Kenya and Tanzania Prioritize Port Development in 2021-22 Budgets
Authorities in Kenya and Tanzania have put modernization of ports at the top of the list of priority infrastructure projects, allocating massive resources for port development in the 2021-22 budgets.
In Kenya, National Treasury Cabinet Secretary Ukur Yatani unveiled the country’s $33.3 billion financial estimate, out of which he allocated $69 million for the Mombasa port development project. The project involves the construction of a second container terminal at the Mombasa port in order to expand the capacity of the facility and meet growing demand.
Projections show the port will handle 47 million tons in the next 10 years, up from the current 34 million tons, and eventually more than 110 million tons by the late 2040s
“We are committed to scale up development of critical infrastructure in the country to reduce the cost of doing business and ease movement of people and goods as well as promote competitiveness,” said Yatani.
Following the commissioning of the first berth at the new Lamu port, Kenya has set aside $69 million for implementation of various projects in the Lamu Port South Sudan-Ethiopia Transport (Lapsset) Corridor.
“Our current focus is to make Lamu a free port for both domestic and trans-shipment purposes,” Yatani said.
The Kenyan government has also announced a raft of incentives to encourage more shipping lines to use the Mombasa and Lamu ports as the gateway to the wider eastern Africa region.
The incentives include exempting fuel supplied to shipping lines from import and excise duty, value added tax, railway development levy and import declaration fees.
“To further attract more ships to our ports, particularly to the recently launched Lamu port, the government will review the arrangements on fuelling by vessels calling at the Kenya ports with a view to allowing ship to ship refuelling and establishment of fuel bunker facilities,” noted Yatani.
He added that $800,000 has been allocated for the development of a Freeport and Industrial Park Special Economic Zone in the coastal city of Mombasa.
In Tanzania, Minister of Finance and Planning Dr. Mwigulu Nchemba unveiled the country’s $15.5 billion budget, of which $1.3 billion has been allocated to flagship infrastructure projects.
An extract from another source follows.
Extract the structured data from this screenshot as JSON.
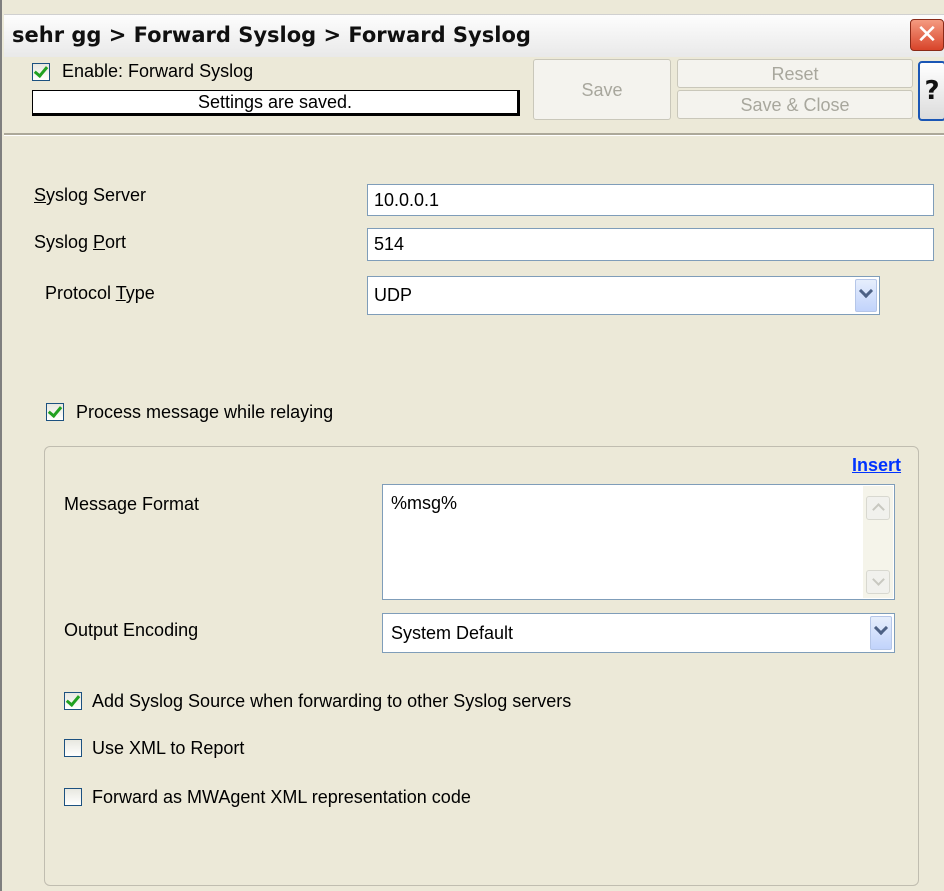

For Dar es Salaam port, the Tanzanian government allocated funds for the improvement of berth numbers one to five, completion of the construction of a ro/ro berth and the improvement of berths six and seven.
The government also allocated funds for projects at the Mtwara port, which will go towards the completion of the construction of a new berth with a length of 300 meters and a cargo handling yard.
At the Tanga port, funds have been set aside to finance the dredging of the port from four to 13 meters, installation of navigation equipment and completion of the construction of two deep-draft berths.
“The expenditure policies in 2021-22 will include the allocation of funds to priority areas that stimulate economic growth and accord priority to ongoing projects prior to committing new ones,” said Dr Nchemba.
Both Kenya and Tanzania are competing to position their port facilities as the preferred entry point to the region, particularly targeting inland markets in landlocked nations like Uganda, Rwanda, Burundi, South Sudan and the Democratic Republic of Congo.